The Democratic Congressional Campaign Committee on Tuesday announced it is going after vulnerable Republicans for GOP plans to tackle entitlement spending.
The DCCC is using automated calls and ads in the campaign, which targets House Budget Committee Chairman Paul RyanPaul RyanTrump: Dems ‘will make a deal’ on healthcare Pelosi, more Dems call for Nunes to step aside Nunes will not step down from Russia probe MORE (R-Wis.) and nine other Republicans.
“Everyone knows that Social Security belongs to the people who worked their whole life to pay into the system. But Representative [XXX] wants to use Social Security and Medicare as a piggy bank for the government. We can’t turn Social Security over to Wall Street banks or make Medicare into a voucher system,” the telephone script reads.
Speaker John BoehnerJohn BoehnerBottom Line Trump, GOP fumble chance to govern ObamaCare gets new lease on life MORE's (R-Ohio.) office shot back Tuesday that it is President Obama's budget, which does not lay out a reform plan for Social Security, that will lead to benefit cuts.
"President Obama's congressional campaign arm is out today accusing Republicans of proposing 'radical benefit cuts' to programs like Social Security when — in fact — it is the president's own budget that by doing nothing would lead to 'radical benefit cuts' for seniors and future retirees, while piling more debt onto the backs of our kids and grandkids," his office said in a statement.
If Social Security is not reformed, either through smaller cuts or tax increases, there will be an across-the-board cut to benefits in 2037.
Ryan is planning to propose reforms to Medicare, Medicaid and Social Security in a draft 2012 budget resolution due out early April.

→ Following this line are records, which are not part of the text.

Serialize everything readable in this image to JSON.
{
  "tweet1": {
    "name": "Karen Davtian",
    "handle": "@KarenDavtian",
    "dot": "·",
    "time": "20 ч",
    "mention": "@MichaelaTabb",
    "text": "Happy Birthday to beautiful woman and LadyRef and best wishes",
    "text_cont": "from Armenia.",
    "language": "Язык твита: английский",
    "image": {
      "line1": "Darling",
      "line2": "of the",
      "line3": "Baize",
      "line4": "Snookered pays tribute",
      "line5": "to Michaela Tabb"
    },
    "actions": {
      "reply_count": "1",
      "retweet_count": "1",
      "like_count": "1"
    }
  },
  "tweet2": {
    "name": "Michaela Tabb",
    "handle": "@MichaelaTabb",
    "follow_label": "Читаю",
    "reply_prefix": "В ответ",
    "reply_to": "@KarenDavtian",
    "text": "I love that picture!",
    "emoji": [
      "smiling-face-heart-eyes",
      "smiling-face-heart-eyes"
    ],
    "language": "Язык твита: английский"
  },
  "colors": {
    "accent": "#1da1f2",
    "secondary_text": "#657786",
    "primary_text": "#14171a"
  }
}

The reforms would need to be passed by Congress separately, but the resolution, if passed, would stand as a policy statement on how the GOP would deal with the national debt.

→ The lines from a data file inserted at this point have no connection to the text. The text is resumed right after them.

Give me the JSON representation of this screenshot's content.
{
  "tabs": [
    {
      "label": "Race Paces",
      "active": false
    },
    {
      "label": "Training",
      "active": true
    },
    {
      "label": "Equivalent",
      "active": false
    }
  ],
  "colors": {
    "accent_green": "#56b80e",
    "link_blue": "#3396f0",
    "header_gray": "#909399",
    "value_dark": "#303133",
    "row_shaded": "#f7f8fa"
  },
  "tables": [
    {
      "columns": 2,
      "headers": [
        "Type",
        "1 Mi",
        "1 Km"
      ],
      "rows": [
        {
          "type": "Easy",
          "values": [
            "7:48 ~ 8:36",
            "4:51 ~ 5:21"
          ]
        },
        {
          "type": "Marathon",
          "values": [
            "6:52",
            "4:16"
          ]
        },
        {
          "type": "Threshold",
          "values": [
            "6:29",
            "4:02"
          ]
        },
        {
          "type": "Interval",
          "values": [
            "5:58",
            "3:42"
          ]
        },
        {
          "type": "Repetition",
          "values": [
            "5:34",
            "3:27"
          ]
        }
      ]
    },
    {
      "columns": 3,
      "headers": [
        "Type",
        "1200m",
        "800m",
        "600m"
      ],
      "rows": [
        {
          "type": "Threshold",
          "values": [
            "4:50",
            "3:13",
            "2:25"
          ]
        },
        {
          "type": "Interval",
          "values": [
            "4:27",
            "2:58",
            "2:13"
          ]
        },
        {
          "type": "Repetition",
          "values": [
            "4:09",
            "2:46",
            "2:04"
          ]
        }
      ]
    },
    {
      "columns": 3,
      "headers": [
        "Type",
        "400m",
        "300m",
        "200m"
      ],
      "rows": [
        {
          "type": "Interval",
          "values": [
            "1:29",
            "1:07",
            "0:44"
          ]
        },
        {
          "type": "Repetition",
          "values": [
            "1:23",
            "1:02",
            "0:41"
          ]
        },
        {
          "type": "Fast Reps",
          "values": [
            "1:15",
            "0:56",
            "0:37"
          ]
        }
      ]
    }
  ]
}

While the details of the reforms are yet not known, Ryan in his own January 2010 “Roadmap” plan called for turning Medicare into a partial voucher system and for allowing beneficiaries to invest money rather than contribute to Social Security via payroll taxes.
Last week, Ryan acknowledged publicly that his budget plans are handing Democrats a political weapon for 2012. But he called on both parties to come together to make the reforms in order to restore fiscal balance and shore up Social Security beyond 2037.

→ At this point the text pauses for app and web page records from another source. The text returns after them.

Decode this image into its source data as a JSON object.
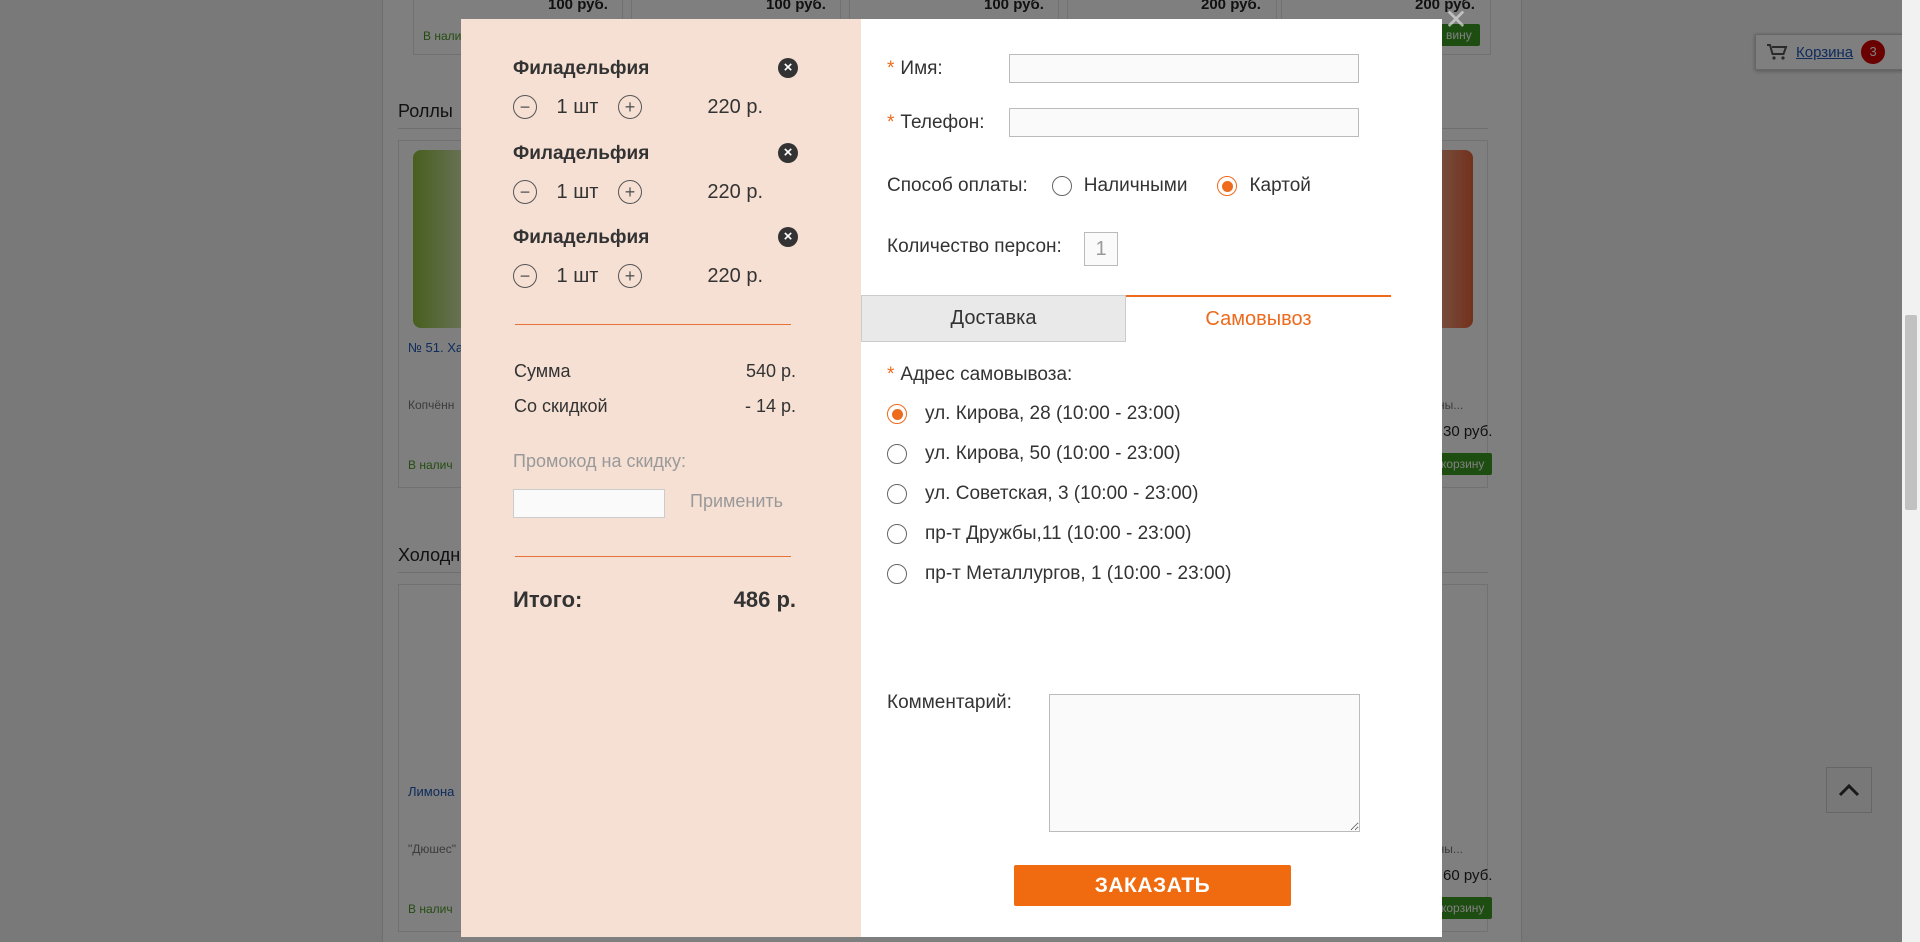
{
  "background": {
    "prices_top": [
      "100 руб.",
      "100 руб.",
      "100 руб.",
      "200 руб.",
      "200 руб."
    ],
    "stock_text": "В нали",
    "section_rolls": "Роллы",
    "section_cold": "Холодн",
    "item_link_1": "№ 51. Ха",
    "item_desc_1": "Копчённ",
    "item_desc_right_1": "елёны...",
    "item_price_right_1": "30 руб.",
    "item_link_2": "Лимона",
    "item_desc_2": "\"Дюшес\"",
    "item_desc_right_2": "лесны...",
    "item_price_right_2": "60 руб.",
    "stock_text_2": "В налич",
    "add_btn_partial_top": "вину",
    "add_btn_partial": "корзину"
  },
  "cart_widget": {
    "label": "Корзина",
    "count": "3"
  },
  "cart": {
    "items": [
      {
        "name": "Филадельфия",
        "qty": "1 шт",
        "price": "220 р."
      },
      {
        "name": "Филадельфия",
        "qty": "1 шт",
        "price": "220 р."
      },
      {
        "name": "Филадельфия",
        "qty": "1 шт",
        "price": "220 р."
      }
    ],
    "sum_label": "Сумма",
    "sum_value": "540 р.",
    "discount_label": "Со скидкой",
    "discount_value": "- 14 р.",
    "promo_label": "Промокод на скидку:",
    "promo_apply": "Применить",
    "total_label": "Итого:",
    "total_value": "486 р."
  },
  "form": {
    "name_label": "Имя:",
    "phone_label": "Телефон:",
    "payment_label": "Способ оплаты:",
    "payment_options": [
      {
        "label": "Наличными",
        "checked": false
      },
      {
        "label": "Картой",
        "checked": true
      }
    ],
    "persons_label": "Количество персон:",
    "persons_placeholder": "1",
    "tabs": [
      {
        "label": "Доставка",
        "active": false
      },
      {
        "label": "Самовывоз",
        "active": true
      }
    ],
    "pickup_label": "Адрес самовывоза:",
    "pickup_addresses": [
      {
        "label": "ул. Кирова, 28 (10:00 - 23:00)",
        "checked": true
      },
      {
        "label": "ул. Кирова, 50 (10:00 - 23:00)",
        "checked": false
      },
      {
        "label": "ул. Советская, 3 (10:00 - 23:00)",
        "checked": false
      },
      {
        "label": "пр-т Дружбы,11 (10:00 - 23:00)",
        "checked": false
      },
      {
        "label": "пр-т Металлургов, 1 (10:00 - 23:00)",
        "checked": false
      }
    ],
    "comment_label": "Комментарий:",
    "submit_label": "ЗАКАЗАТЬ"
  },
  "colors": {
    "accent": "#ee6a1c",
    "left_panel": "#f6e0d4",
    "button": "#f06a0f"
  }
}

“Everyone agrees we need to cut spending, but House Republicans are making the wrong choices by forcing seniors to shoulder the burden while not asking Big Oil companies making record profits to sacrifice even the smallest amount,” said Jennifer Crider of the Democratic Congressional Campaign Committee, in a release.
The DCCC has also launched a website for its campaign: stopbenefitcuts.com.
The nine targets of the campaign in addition to Ryan are: Paul GosarPaul GosarHouse votes to begin debate on healthcare bill; six Republicans defect Live coverage: House pulls ObamaCare repeal bill GOP lawmakers leave Trump White House with no deal MORE (Ariz.), Bill Young (Fla.), Allen West (Fla.), Dan BenishekDan BenishekRepublican groups launch final ad blitz in key House battlegrounds Tea Party class reassesses record Michigan Republican to retire MORE (Mich.), Joe Heck (Nev.), Lou BarlettaLou BarlettaTop Republican: The healthcare bill is dead GOP faces risky decision on ObamaCare vote White House: Steve King now a yes on ObamaCare bill MORE (Pa.), Blake FarentholdBlake FarentholdOvernight Energy: Backlash to Trump’s proposed EPA cuts grows Watchdog piles on criticism of offshore drilling regulator Federal court: Texas House districts must be redrawn MORE (Texas), Sean DuffySean DuffyGOP rep: Dems have done nothing to fix ObamaCare CNN host, GOP rep spar over Trump wiretap talk GOP targets Baldwin over Wisconsin VA scandal MORE (Wis.) and David McKinleyDavid McKinleyThe Hill's Whip List: 36 GOP no votes on ObamaCare repeal plan A guide to the committees: House Overnight Regulation: Republicans put Obama coal rule on chopping block MORE (W.Va.).